At Abnormal, we interview our users to understand gaps in our product. We work with other teams and stakeholders to formulate our best solutions, which are usually phased into crawl, walk, and run stages. We then conduct usability tests and refine these solutions. After building and launching the product, we gather customer feedback to plan for the next iteration. This user-focused process guides us to find and solve the right problems, regardless of our backgrounds.
Benefits of Diving Into an Unfamiliar Domain
With a learner’s mindset and a supportive environment, it can be exciting to design products in unfamiliar domains. For one, because I couldn’t index on domain knowledge, I focused on learning and tuning in to customers’ needs. At the same time, I had a multitude of transferable skills, such as designing effective user interviews, considering user journeys for alternative scenarios, and strategic feature prioritization.
Seemingly different domain spaces can share user problems.
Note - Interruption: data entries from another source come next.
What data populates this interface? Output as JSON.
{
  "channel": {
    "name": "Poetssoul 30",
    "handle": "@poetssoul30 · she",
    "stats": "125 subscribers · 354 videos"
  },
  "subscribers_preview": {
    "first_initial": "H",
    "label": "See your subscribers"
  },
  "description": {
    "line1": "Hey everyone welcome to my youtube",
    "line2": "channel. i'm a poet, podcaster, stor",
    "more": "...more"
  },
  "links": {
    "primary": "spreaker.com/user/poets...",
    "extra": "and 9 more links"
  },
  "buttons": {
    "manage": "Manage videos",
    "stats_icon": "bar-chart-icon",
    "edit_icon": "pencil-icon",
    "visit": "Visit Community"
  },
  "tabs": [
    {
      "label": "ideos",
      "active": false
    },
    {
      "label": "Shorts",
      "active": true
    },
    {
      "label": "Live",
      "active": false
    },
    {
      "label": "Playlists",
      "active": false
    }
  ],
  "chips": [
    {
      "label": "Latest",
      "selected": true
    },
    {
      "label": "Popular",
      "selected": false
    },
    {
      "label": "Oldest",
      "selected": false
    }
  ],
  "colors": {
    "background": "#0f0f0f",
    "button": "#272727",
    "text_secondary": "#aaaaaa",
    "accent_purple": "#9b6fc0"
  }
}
For instance, banking authorization management and software role control both aim to regulate user access and improve security. Healthcare and email security both care deeply about privacy.
More importantly, a fresh perspective can bring new ways to solve problems, which leads to innovation. One example is Abnormal Security, where our founders took their background in advertising technology to effectively detect threats in emails. Within the Abnormal design team, we value innovative ideas and anchor our decisions based on our users’ needs.
Lastly, designers draw inspiration from every aspect of life, not just prior work experience. Not being able to rely on existing domain experience heightens my sensitivity to scan for relevant design patterns outside of work. From a delightful micro-interaction in an online shopping experience to an exceptional search experience in a mobile game, I see learning opportunities everywhere. When designing products, habits like this help me to think beyond common design patterns in the industry and get closer to our goal of creating the best-in-class experience.
If you are reading this and you are an email security professional, we would love to learn about your processes and pain points. If you are our customer, share your feedback about your product with us! And if you are an entrepreneur or designer, don’t let a lack of domain knowledge stop you from creating amazing products. If you’d like to design and build with Abnormal, check out our open roles and apply today.